__Work to be completed__
Could you find every line in the entries below that holds the word "icon" and copy it?

Data items:
=== Begin Enclosure ===

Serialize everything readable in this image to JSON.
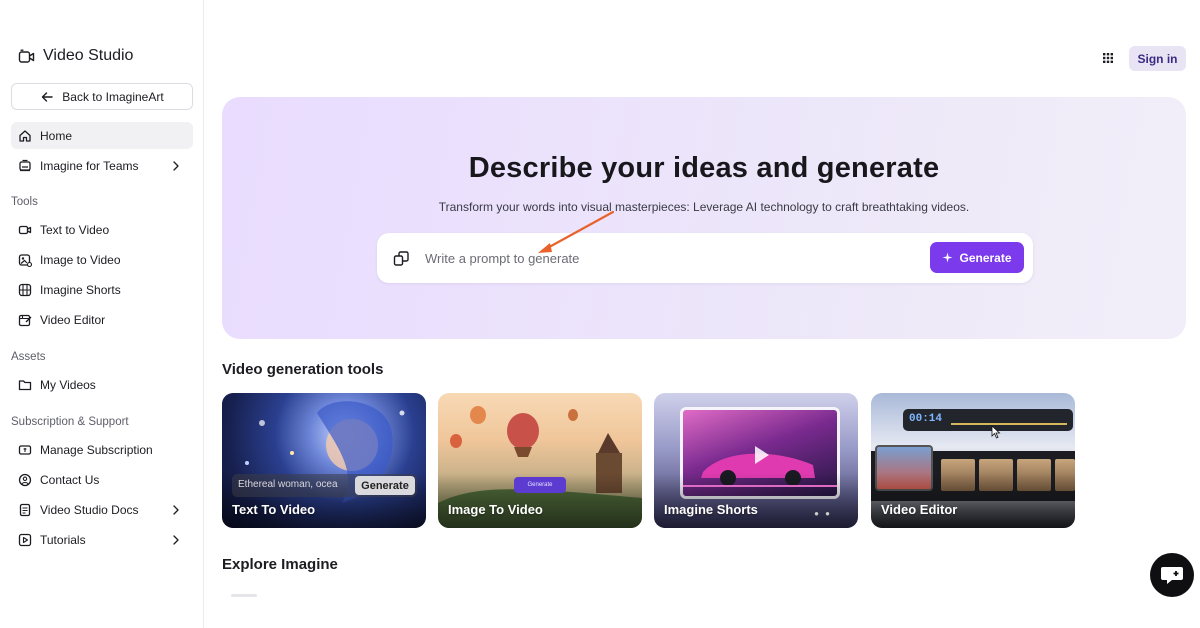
{
  "app": {
    "title": "Video Studio"
  },
  "sidebar": {
    "back_label": "Back to ImagineArt",
    "main": [
      {
        "label": "Home",
        "icon": "home-icon",
        "active": true
      },
      {
        "label": "Imagine for Teams",
        "icon": "teams-icon",
        "chevron": true
      }
    ],
    "sections": {
      "tools": "Tools",
      "assets": "Assets",
      "support": "Subscription & Support"
    },
    "tools": [
      {
        "label": "Text to Video",
        "icon": "text-video-icon"
      },
      {
        "label": "Image to Video",
        "icon": "image-video-icon"
      },
      {
        "label": "Imagine Shorts",
        "icon": "shorts-icon"
      },
      {
        "label": "Video Editor",
        "icon": "video-editor-icon"
      }
    ],
    "assets": [
      {
        "label": "My Videos",
        "icon": "folder-icon"
      }
    ],
    "support": [
      {
        "label": "Manage Subscription",
        "icon": "subscription-icon"
      },
      {
        "label": "Contact Us",
        "icon": "contact-icon"
      },
      {
        "label": "Video Studio Docs",
        "icon": "docs-icon",
        "chevron": true
      },
      {
        "label": "Tutorials",
        "icon": "tutorials-icon",
        "chevron": true
      }
    ]
  },
  "header": {
    "signin_label": "Sign in"
  },
  "hero": {
    "title": "Describe your ideas and generate",
    "subtitle": "Transform your words into visual masterpieces: Leverage AI technology to craft breathtaking videos.",
    "prompt_placeholder": "Write a prompt to generate",
    "generate_label": "Generate"
  },
  "tools_section": {
    "heading": "Video generation tools",
    "cards": [
      {
        "label": "Text To Video",
        "demo_text": "Ethereal woman, ocea",
        "demo_button": "Generate"
      },
      {
        "label": "Image To Video",
        "demo_button": "Generate"
      },
      {
        "label": "Imagine Shorts"
      },
      {
        "label": "Video Editor",
        "demo_time": "00:14"
      }
    ]
  },
  "explore_section": {
    "heading": "Explore Imagine"
  },
  "colors": {
    "accent": "#7c3aed",
    "signin_bg": "#e8e4f4",
    "hero_bg": "#ece4fb",
    "annotation_arrow": "#e8632b"
  }
}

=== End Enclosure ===

__Completed task__
        "icon": "home-icon",
        "icon": "teams-icon",
        "icon": "text-video-icon"
        "icon": "image-video-icon"
        "icon": "shorts-icon"
        "icon": "video-editor-icon"
        "icon": "folder-icon"
        "icon": "subscription-icon"
        "icon": "contact-icon"
        "icon": "docs-icon",
        "icon": "tutorials-icon",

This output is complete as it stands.